• [HOW TO COMPLETE THIS TASK]:
Pull every line holding the word "JSON" from the data below and copy it.
'''
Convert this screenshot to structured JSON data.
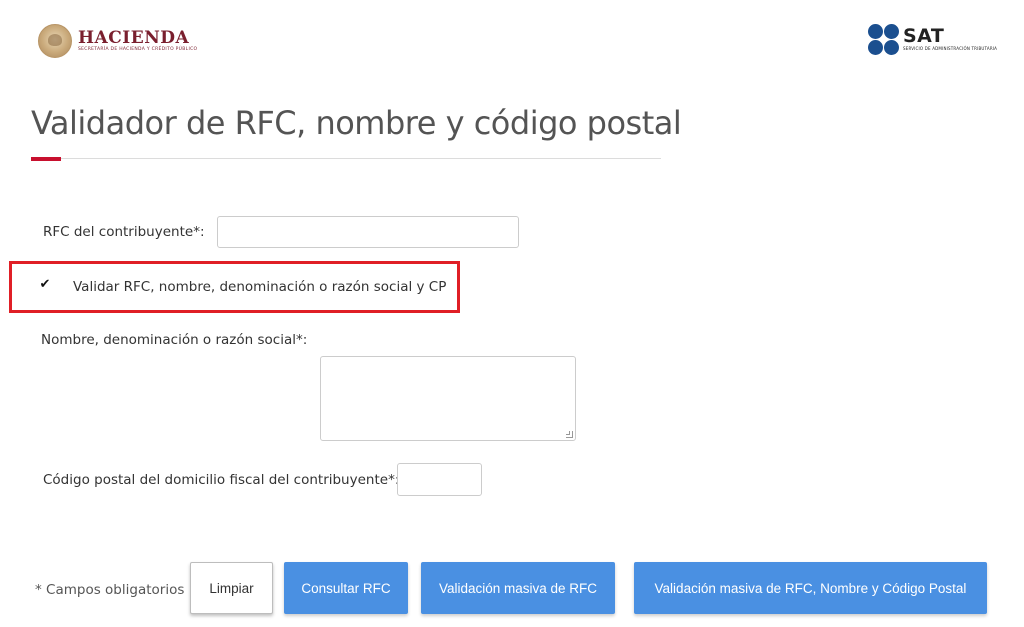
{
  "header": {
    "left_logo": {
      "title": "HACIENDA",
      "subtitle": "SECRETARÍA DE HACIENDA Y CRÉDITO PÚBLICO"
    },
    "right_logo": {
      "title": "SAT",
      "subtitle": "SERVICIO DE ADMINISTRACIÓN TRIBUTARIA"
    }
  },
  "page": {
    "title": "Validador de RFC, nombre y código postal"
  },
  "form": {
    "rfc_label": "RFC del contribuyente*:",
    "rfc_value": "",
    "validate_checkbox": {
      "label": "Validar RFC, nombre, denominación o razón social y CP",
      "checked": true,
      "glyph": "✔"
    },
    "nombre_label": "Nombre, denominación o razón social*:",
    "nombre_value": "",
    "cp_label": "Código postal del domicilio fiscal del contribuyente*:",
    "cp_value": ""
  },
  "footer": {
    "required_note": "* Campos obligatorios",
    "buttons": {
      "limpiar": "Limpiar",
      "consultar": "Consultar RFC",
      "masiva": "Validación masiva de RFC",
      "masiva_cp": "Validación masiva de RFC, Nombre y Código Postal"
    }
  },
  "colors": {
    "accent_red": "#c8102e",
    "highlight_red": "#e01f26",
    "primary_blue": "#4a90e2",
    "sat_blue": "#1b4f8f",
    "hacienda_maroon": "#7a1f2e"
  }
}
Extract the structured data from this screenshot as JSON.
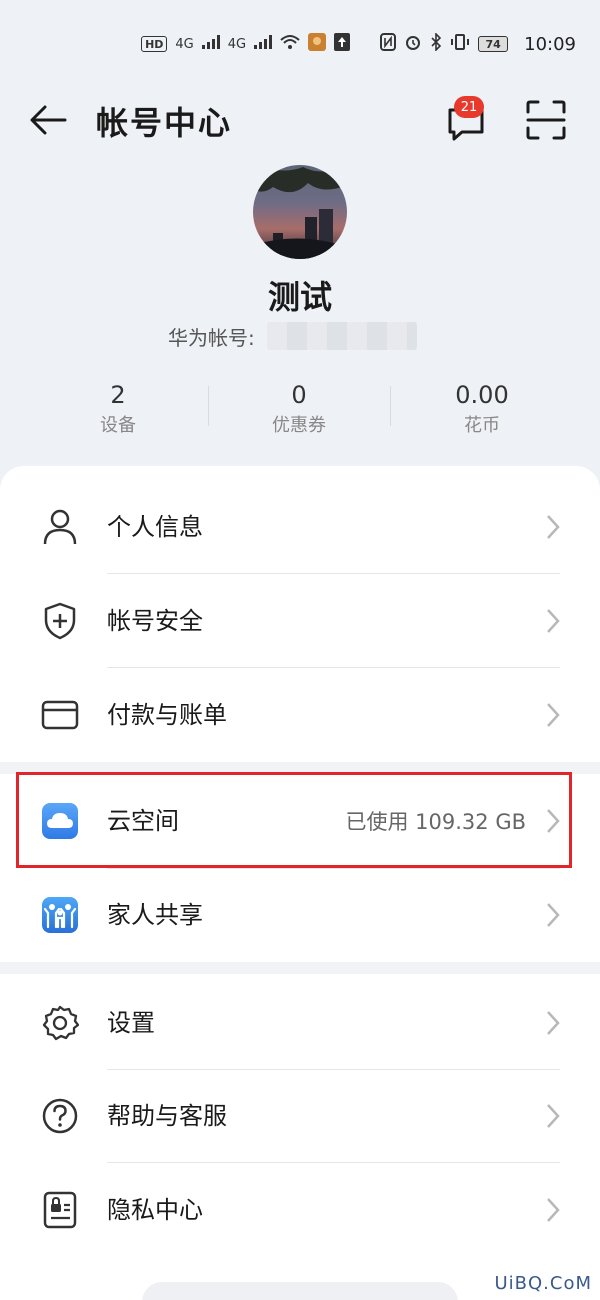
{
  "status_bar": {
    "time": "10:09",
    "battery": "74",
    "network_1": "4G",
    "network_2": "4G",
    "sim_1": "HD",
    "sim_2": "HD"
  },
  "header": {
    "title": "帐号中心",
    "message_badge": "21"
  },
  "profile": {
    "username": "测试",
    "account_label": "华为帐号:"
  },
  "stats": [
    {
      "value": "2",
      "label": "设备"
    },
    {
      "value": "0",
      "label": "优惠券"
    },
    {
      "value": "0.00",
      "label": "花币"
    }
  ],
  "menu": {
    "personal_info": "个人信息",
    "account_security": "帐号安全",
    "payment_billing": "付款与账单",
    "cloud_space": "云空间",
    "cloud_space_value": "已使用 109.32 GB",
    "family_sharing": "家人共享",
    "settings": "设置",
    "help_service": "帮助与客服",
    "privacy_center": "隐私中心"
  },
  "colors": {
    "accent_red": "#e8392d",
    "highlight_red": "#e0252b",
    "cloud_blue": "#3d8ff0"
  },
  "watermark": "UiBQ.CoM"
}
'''
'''
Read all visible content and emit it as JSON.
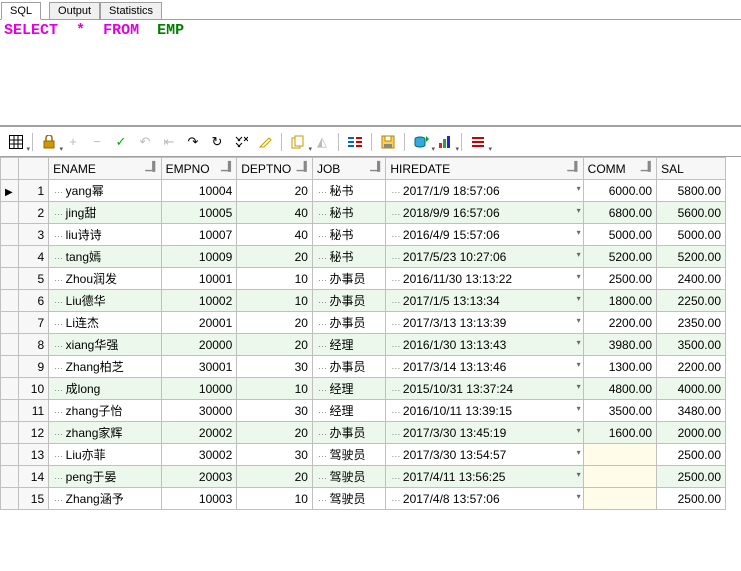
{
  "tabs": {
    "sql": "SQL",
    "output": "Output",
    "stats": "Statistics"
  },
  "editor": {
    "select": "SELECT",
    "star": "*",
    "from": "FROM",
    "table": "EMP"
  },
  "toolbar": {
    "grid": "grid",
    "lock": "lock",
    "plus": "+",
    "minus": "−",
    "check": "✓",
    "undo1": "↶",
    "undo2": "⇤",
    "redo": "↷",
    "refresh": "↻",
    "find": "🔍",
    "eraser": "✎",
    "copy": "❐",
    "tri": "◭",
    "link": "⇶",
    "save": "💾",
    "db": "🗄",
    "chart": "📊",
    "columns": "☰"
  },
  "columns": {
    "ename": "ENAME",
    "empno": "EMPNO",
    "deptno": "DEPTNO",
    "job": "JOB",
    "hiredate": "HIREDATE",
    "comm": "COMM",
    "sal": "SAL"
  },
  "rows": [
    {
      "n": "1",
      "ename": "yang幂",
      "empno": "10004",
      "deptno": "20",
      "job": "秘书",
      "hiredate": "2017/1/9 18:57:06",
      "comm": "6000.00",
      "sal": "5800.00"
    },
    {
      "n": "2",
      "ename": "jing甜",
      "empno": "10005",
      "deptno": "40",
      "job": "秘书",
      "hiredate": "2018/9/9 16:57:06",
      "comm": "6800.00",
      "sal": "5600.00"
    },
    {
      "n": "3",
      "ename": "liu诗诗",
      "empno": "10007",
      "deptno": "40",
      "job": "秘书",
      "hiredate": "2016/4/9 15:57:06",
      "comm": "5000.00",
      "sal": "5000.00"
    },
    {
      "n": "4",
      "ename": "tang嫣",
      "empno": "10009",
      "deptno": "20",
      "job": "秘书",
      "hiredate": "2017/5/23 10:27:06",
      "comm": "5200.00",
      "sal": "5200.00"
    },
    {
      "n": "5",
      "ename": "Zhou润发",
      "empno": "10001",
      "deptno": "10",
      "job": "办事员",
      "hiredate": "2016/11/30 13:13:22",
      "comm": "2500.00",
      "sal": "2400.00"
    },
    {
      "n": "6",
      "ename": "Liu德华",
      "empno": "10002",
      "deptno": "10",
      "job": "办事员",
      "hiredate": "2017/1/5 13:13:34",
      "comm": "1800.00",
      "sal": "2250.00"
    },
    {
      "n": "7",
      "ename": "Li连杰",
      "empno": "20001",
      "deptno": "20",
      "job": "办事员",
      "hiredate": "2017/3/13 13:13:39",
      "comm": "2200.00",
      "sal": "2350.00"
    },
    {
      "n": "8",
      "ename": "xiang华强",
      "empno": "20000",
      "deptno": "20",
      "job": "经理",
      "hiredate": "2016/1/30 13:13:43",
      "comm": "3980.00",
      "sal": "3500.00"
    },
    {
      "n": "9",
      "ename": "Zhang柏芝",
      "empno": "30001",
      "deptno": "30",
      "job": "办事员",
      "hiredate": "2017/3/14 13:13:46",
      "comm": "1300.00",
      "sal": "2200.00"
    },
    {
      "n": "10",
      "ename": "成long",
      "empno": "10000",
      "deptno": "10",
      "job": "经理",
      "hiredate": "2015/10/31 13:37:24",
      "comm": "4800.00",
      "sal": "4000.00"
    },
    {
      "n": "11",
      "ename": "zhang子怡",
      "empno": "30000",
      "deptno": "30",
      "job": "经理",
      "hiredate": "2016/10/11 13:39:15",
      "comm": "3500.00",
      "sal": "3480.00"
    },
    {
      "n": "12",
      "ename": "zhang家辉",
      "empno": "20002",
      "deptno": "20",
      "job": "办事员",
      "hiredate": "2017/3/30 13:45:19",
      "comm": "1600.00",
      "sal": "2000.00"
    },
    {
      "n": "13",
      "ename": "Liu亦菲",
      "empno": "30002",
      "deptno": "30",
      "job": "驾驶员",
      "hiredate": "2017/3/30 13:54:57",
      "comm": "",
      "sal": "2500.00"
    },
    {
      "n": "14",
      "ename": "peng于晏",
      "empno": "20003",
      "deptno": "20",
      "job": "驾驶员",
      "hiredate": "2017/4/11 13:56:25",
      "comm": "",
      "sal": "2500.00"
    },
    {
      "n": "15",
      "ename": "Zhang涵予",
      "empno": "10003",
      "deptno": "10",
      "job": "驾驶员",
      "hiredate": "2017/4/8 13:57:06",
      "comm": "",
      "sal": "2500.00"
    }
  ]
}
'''
• [SOLUTION]:
Convert this screenshot to structured JSON data.
Extract the structured data from this screenshot as JSON.
Read all visible content and emit it as JSON.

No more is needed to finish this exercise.